by Melissa Parkin
The creators of Glee and American Horror Story bring us a twisted horror spoof of bitchy proportions. On the twentieth anniversary of a sorority sister’s death, Wallace University’s campus is plagued by a series of grisly murders by the masked Red Devil. From all the promotional trailers and TV spots, the show played up the tongue-in-cheek self-awareness of the horror genre that made Wes Craven’s Scream so brilliant. Co-creator Ryan Murphy even stated that the series would be Halloween meets Heathers. Given the showrunners’ credentials, and the eclectic cast of characters, Scream Queens seemed to have all the ingredients to be something truly special. What we got though can’t justly be summed up in a mere sentence.
Emma Roberts stars as Chanel Oberlin, the malicious president of everybody’s nightmarish idea of a sorority named Kappa Kappa Tau. She meets her match in Dean Munsch (the original Scream Queen herself, Jamie Lee Curtis). Determined to take down Chanel and her vile sorority, Munsch kills the prized exclusivity of Kappa by allowing anyone to pledge to the sorority. As you’d imagine, every ideal pledge bolts, leaving only the runts of the litter (including a nerdy blogger who enjoys eating candle wax) to endure Hell Week. Just as the hazing begins, so does a string of murders—like an outlandish lawnmower decapitation—by someone dressed as the school’s infamous mascot, the Red Devil.
Despite what its marketing claimed, Scream Queens is not a horror show, but more of a spoof of the genre. Everything is essentially played for laughs; some jokes hit their marks while others…not so much. Strangely enough, the peculiar layouts of each murder are the funniest bits of each episode. The dialogue, on the other hand, is very hit or miss. It’s overly apparent in the sorority sisters’ pop-culturally fueled monologues that the writers are trying to be snappy and sarcastic. Try describing sex as being, “Eiffel Towered by two hot morons who are brothers,” or “spit-roasted by hot golf frat twins,” and not feel like you’re trying way, waaaaay too hard. It’s impossible. The members of Kappa Kappa Tau in general aren’t likeable. Everything about the girls, especially Chanel, is mean-spirited, but not in the fabulously-evil Regina George kind of way. If anything, you’ll root for the Red Devil to go Michael Myers on all of them from the moment they’re introduced.
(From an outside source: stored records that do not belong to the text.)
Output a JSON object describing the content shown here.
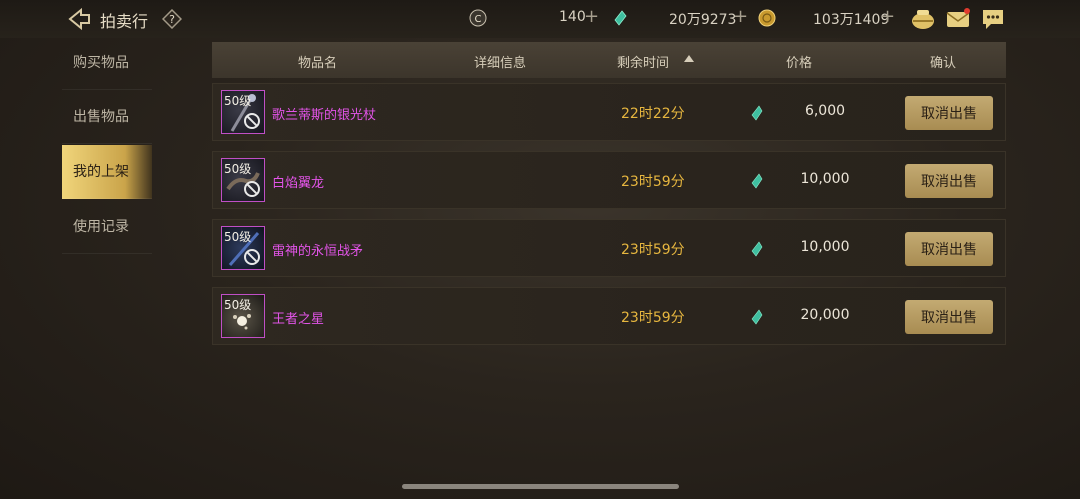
{
  "header": {
    "title": "拍卖行",
    "currency": [
      {
        "icon": "silver-coin-icon",
        "value": "140"
      },
      {
        "icon": "green-gem-icon",
        "value": "20万9273"
      },
      {
        "icon": "gold-coin-icon",
        "value": "103万1409"
      }
    ],
    "plus": "+"
  },
  "sidebar": {
    "items": [
      {
        "label": "购买物品"
      },
      {
        "label": "出售物品"
      },
      {
        "label": "我的上架"
      },
      {
        "label": "使用记录"
      }
    ]
  },
  "table": {
    "columns": [
      "物品名",
      "详细信息",
      "剩余时间",
      "价格",
      "确认"
    ],
    "rows": [
      {
        "level": "50级",
        "name": "歌兰蒂斯的银光杖",
        "time": "22时22分",
        "price": "6,000",
        "action": "取消出售"
      },
      {
        "level": "50级",
        "name": "白焰翼龙",
        "time": "23时59分",
        "price": "10,000",
        "action": "取消出售"
      },
      {
        "level": "50级",
        "name": "雷神的永恒战矛",
        "time": "23时59分",
        "price": "10,000",
        "action": "取消出售"
      },
      {
        "level": "50级",
        "name": "王者之星",
        "time": "23时59分",
        "price": "20,000",
        "action": "取消出售"
      }
    ]
  },
  "colors": {
    "accent_gold": "#c3aa72",
    "item_name": "#e254e8",
    "time": "#e6b63f",
    "active_tab": "#f0d57b"
  }
}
This week’s episode “Chainsaw” thankfully takes some focus away from the Kappa girls, and it’s a riotous laugh. The brief introduction to the new school mascot, Coney, displays what true spoofs can accomplish. Imagine two school mascots literally fighting to the death as Wham’s “I’m Your Man” plays in the background and try not laughing. As for the main cast, notorious man-whore Chad Radwell and his fraternity brothers steal the show. The best moment of the entire series so far comes from the members of the Dickie Dollar Scholars fraternity.
This dimwitted pack of frat boys, whose combined IQ would be lucky to reach the triple digits, miraculously figure out that their recently deceased brother didn’t commit suicide, but was probably murdered. In an act of retribution, the DDS go “ghetto” by arming themselves with baseball bats as they prowl the streets, attacking anything and everything that’s red—from fire hydrants to cars—in an attempt to lure out the Red Devil. The absurdity of their plan to face a chainsaw wielding psychopath with nothing but wooden bats is made all the more hysterical by the fact that they’re all dressed in head-to-toe white country club apparel. The Backstreet Boys’ “Everybody (Backstreet’s Back)” plays in the background. That’s “ghetto code” for ya. As the lyrics order you to “throw your hands up in the air,” one of the two masked Red Devils that confronts the DDS saws both arms off one of the frat members. In the very next time slot over on FX, The Bastard Executioner delivers the same brutal slaying, but it outright loses its effectiveness in comparison to the cartoonish take on SQ. This scene is easily going to be the best clip of any television series to air this week.
That fact is part of the problem. Despite that the show is called Scream Queens, the antics of Chad Radwell, the boys of DDS, and the killer are what makes each episode worth watching. The girls leading the sorority rarely ever deliver the goods. Roberts is essentially playing the same character she portrayed in American Horror Story: Coven. Abigail Breslin seems miscast in the role of a minion sorority sister. Niecy Nash, on the other hand, deserves proper kudos for her caricature role as Denise Hemphill, the world’s most ill-equipped security guard. The overall unevenness of the show makes for a rather jarring viewing experience. It has you itching to hit the fast-forward button during at least half the scenes, yet also provokes you to re-watch the few exceptionally orchestrated scenes that will stay with you long after viewing. It’s still too early to give a verdict on the overall series, but for potential watchers, you’ve been warned.
Scream Queens’ “Chainsaw” Rating: B-
Overall Series Rating: C-